═══ Material to process ═══

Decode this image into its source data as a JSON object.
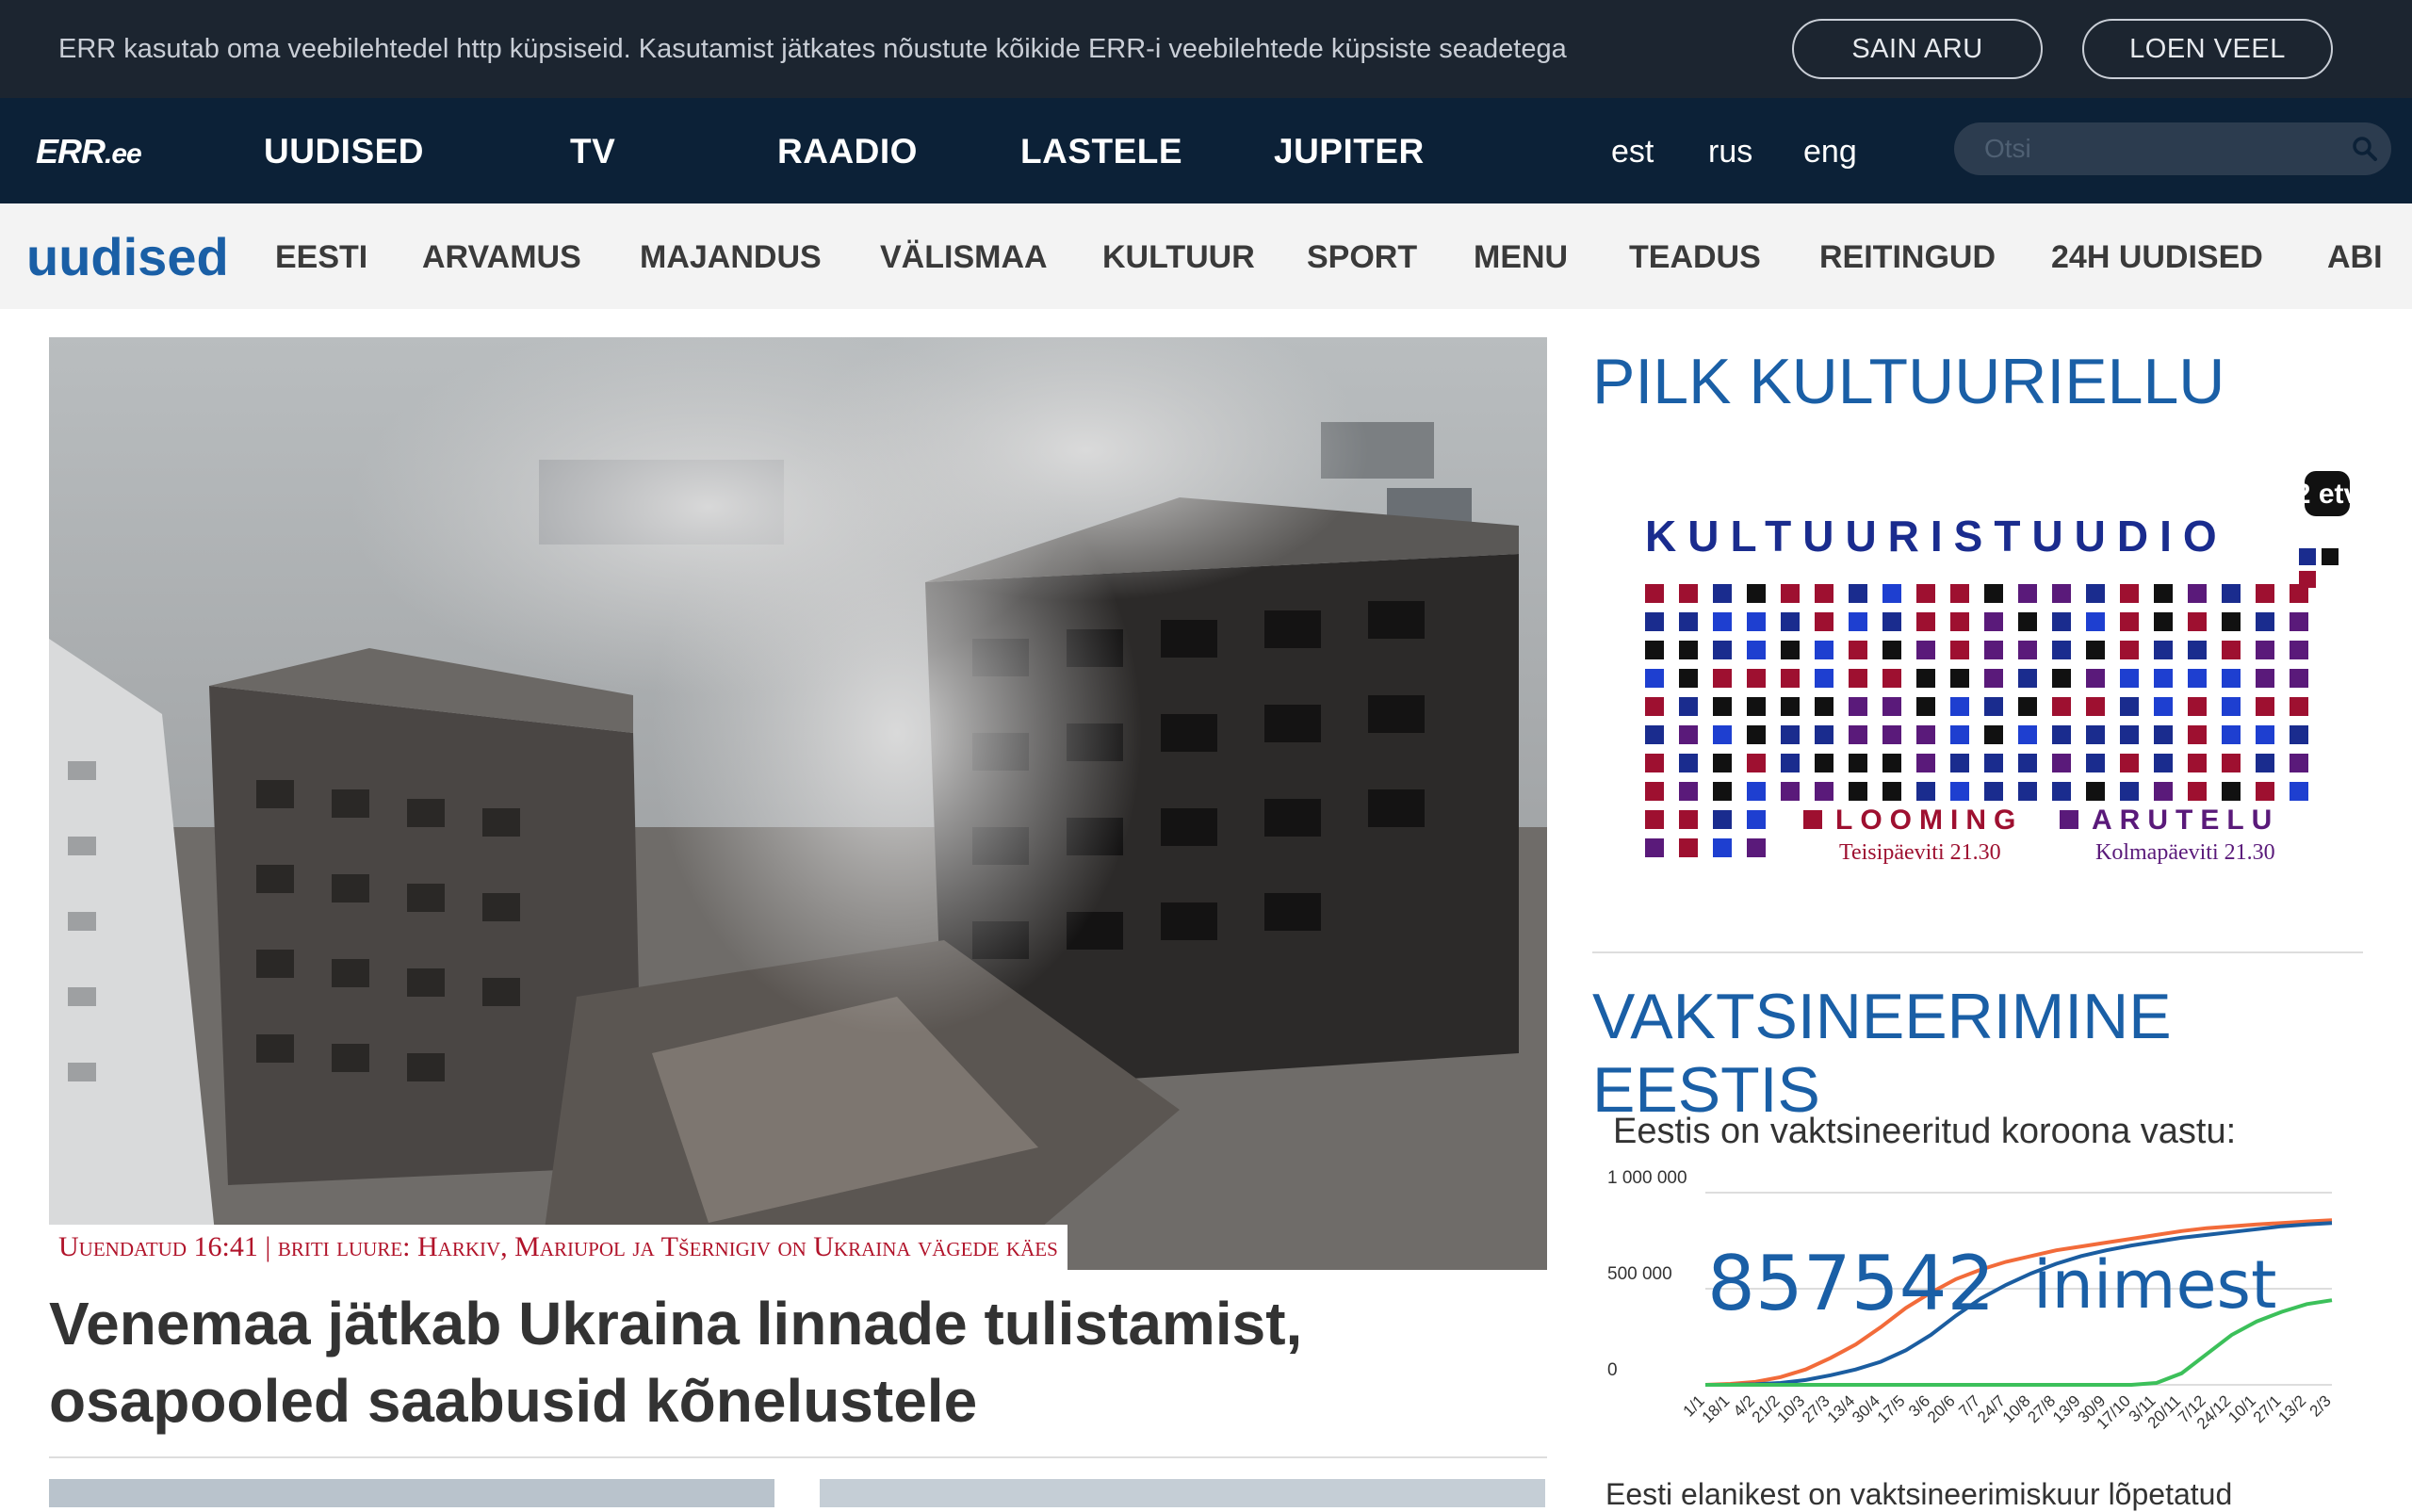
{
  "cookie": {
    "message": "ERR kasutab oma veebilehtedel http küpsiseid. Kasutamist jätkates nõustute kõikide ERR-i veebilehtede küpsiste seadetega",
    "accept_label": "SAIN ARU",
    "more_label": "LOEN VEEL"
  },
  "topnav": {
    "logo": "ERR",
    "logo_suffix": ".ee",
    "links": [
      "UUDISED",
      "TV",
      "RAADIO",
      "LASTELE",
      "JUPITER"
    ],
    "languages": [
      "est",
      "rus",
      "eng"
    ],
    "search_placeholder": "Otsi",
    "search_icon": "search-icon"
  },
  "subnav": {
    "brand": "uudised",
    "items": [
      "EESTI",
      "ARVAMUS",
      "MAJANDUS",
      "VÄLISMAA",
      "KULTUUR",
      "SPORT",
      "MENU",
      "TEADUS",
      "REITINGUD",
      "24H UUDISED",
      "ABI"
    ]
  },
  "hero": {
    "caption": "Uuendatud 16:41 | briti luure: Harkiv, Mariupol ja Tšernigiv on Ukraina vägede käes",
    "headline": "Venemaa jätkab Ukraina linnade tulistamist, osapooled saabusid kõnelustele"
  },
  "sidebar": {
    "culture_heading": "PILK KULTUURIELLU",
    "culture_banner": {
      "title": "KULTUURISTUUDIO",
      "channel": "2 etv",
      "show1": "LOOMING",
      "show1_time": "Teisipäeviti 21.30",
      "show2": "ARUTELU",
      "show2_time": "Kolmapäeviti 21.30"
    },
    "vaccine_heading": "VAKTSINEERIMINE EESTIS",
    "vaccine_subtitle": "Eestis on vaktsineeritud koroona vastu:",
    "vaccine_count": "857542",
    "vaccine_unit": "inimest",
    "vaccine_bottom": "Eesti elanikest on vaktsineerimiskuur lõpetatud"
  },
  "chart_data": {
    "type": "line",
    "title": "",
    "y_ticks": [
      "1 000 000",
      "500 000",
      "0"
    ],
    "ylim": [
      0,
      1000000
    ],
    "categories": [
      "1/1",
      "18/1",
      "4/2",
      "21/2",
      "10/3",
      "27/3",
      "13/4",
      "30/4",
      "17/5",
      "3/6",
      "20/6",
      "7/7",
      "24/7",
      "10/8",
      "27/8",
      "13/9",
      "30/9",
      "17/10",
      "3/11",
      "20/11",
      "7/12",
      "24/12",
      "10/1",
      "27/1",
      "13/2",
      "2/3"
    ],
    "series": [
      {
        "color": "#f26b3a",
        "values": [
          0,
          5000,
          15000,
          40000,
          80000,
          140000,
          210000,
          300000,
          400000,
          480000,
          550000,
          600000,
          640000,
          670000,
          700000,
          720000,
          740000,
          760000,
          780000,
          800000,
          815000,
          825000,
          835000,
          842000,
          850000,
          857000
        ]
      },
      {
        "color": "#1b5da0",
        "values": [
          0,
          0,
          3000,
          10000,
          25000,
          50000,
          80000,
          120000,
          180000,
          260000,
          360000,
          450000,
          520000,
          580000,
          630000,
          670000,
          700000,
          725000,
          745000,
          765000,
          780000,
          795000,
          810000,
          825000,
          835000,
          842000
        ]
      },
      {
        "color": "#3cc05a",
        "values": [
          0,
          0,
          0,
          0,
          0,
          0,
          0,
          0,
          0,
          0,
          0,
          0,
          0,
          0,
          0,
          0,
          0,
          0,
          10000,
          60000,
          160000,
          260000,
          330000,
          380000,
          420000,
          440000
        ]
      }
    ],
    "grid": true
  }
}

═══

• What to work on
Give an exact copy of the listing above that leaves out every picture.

• Answer to this problem
Decode this image into its source data as a JSON object.
{
  "cookie": {
    "message": "ERR kasutab oma veebilehtedel http küpsiseid. Kasutamist jätkates nõustute kõikide ERR-i veebilehtede küpsiste seadetega",
    "accept_label": "SAIN ARU",
    "more_label": "LOEN VEEL"
  },
  "topnav": {
    "logo": "ERR",
    "logo_suffix": ".ee",
    "links": [
      "UUDISED",
      "TV",
      "RAADIO",
      "LASTELE",
      "JUPITER"
    ],
    "languages": [
      "est",
      "rus",
      "eng"
    ],
    "search_placeholder": "Otsi",
    "search_icon": "search-icon"
  },
  "subnav": {
    "brand": "uudised",
    "items": [
      "EESTI",
      "ARVAMUS",
      "MAJANDUS",
      "VÄLISMAA",
      "KULTUUR",
      "SPORT",
      "MENU",
      "TEADUS",
      "REITINGUD",
      "24H UUDISED",
      "ABI"
    ]
  },
  "hero": {
    "caption": "Uuendatud 16:41 | briti luure: Harkiv, Mariupol ja Tšernigiv on Ukraina vägede käes",
    "headline": "Venemaa jätkab Ukraina linnade tulistamist, osapooled saabusid kõnelustele"
  },
  "sidebar": {
    "culture_heading": "PILK KULTUURIELLU",
    "culture_banner": {
      "title": "KULTUURISTUUDIO",
      "channel": "2 etv",
      "show1": "LOOMING",
      "show1_time": "Teisipäeviti 21.30",
      "show2": "ARUTELU",
      "show2_time": "Kolmapäeviti 21.30"
    },
    "vaccine_heading": "VAKTSINEERIMINE EESTIS",
    "vaccine_subtitle": "Eestis on vaktsineeritud koroona vastu:",
    "vaccine_count": "857542",
    "vaccine_unit": "inimest",
    "vaccine_bottom": "Eesti elanikest on vaktsineerimiskuur lõpetatud"
  },
  "chart_data": {
    "type": "line",
    "title": "",
    "y_ticks": [
      "1 000 000",
      "500 000",
      "0"
    ],
    "ylim": [
      0,
      1000000
    ],
    "categories": [
      "1/1",
      "18/1",
      "4/2",
      "21/2",
      "10/3",
      "27/3",
      "13/4",
      "30/4",
      "17/5",
      "3/6",
      "20/6",
      "7/7",
      "24/7",
      "10/8",
      "27/8",
      "13/9",
      "30/9",
      "17/10",
      "3/11",
      "20/11",
      "7/12",
      "24/12",
      "10/1",
      "27/1",
      "13/2",
      "2/3"
    ],
    "series": [
      {
        "color": "#f26b3a",
        "values": [
          0,
          5000,
          15000,
          40000,
          80000,
          140000,
          210000,
          300000,
          400000,
          480000,
          550000,
          600000,
          640000,
          670000,
          700000,
          720000,
          740000,
          760000,
          780000,
          800000,
          815000,
          825000,
          835000,
          842000,
          850000,
          857000
        ]
      },
      {
        "color": "#1b5da0",
        "values": [
          0,
          0,
          3000,
          10000,
          25000,
          50000,
          80000,
          120000,
          180000,
          260000,
          360000,
          450000,
          520000,
          580000,
          630000,
          670000,
          700000,
          725000,
          745000,
          765000,
          780000,
          795000,
          810000,
          825000,
          835000,
          842000
        ]
      },
      {
        "color": "#3cc05a",
        "values": [
          0,
          0,
          0,
          0,
          0,
          0,
          0,
          0,
          0,
          0,
          0,
          0,
          0,
          0,
          0,
          0,
          0,
          0,
          10000,
          60000,
          160000,
          260000,
          330000,
          380000,
          420000,
          440000
        ]
      }
    ],
    "grid": true
  }
}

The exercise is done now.